Forum planned on Big Data, technology in the humanities
LAWRENCE — The idea of "big data" — massive datasets too large to be easily processed by common methods — is normally associated with marketing and business (think Facebook) or with transformations in the way research is conducted in the sciences. But what does big data mean for the humanities? That is one of the questions that this week's Digital Humanities Forum at the University of Kansas will explore. Organized by KU's Institute for Digital Research in the Humanities (IDRH), the three-day forum, Sept. 20-22 at Watson Library and the Kansas Union, will provide opportunities for scholars and students to share examples of computational humanities research, participate in hands-on workshops and discuss research in the digital age.
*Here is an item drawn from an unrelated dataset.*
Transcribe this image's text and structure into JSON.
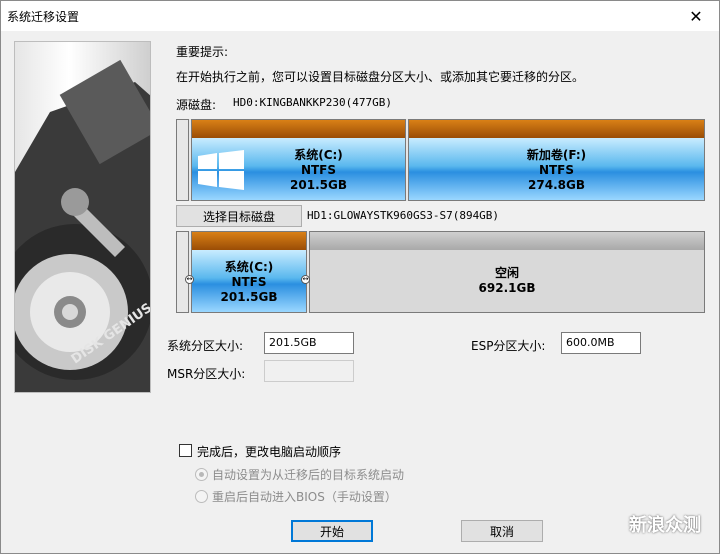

“Computational approaches are common in the sciences but relatively new in the humanities," said Brian Rosenblum, co-director of IDRH and associate librarian for digital scholarship at KU Libraries."Yet the increasing availability of massive collections of books, newspapers, images, audio and other materials, combined with the development of accessible tools for managing and analyzing those sources, means computationally-based approaches are growing in the humanities. When you have collections such as the HathiTrust digital library, with over 10.5 million full-text volumes in digital format, a computational approach is the only way to get a handle on all of the data.”
The forum, the second annual organized by IDRH, will bring together more than 90 participants from KU and around the country, including several high-profile national speakers and instructors. "The program is designed to have something for everyone, from seasoned digital humanists to newcomers to the field," said Rosenblum.
The forum will start Sept. 20 with a series of workshops on text analysis, data visualization, building web exhibits and teaching digital humanities in the classroom.
Sept. 21 will be devoted to THATCamp (The Humanities and Technology Camp), a popular "unconference" format started at George Mason University.
The forum will continue Sept. 22 with a full-day schedule of presentations showcasing digital humanities projects and research.
Keynote speakers include:
- Greg Crane, professor of classics, Tufts University, and head of the Perseus Digital Library: "The Humanities in a Digital Age," 4:30 p.m. Sept. 20 at Watson Library
- Geoffrey Rockwell, professor of philosophy and humanities computing, University of Alberta: "False Positives: Opportunities and Dangers in Big Text Analysis," 4:30 p.m. Sept. 21, Watson Library
- Kari Kraus, assistant professor, College of Information Studies and the Department of English, University of Maryland: “Phylogenetic Futures: Big Data and Design Fiction,” 11:15 a.m. Sept. 22, Alderson Auditorium, Kansas Union.
Participation in the Forum is free. Space is limited and registration required for the Workshops and THATCamp events. For more information and the full schedule see the website or contact firstname.lastname@example.org.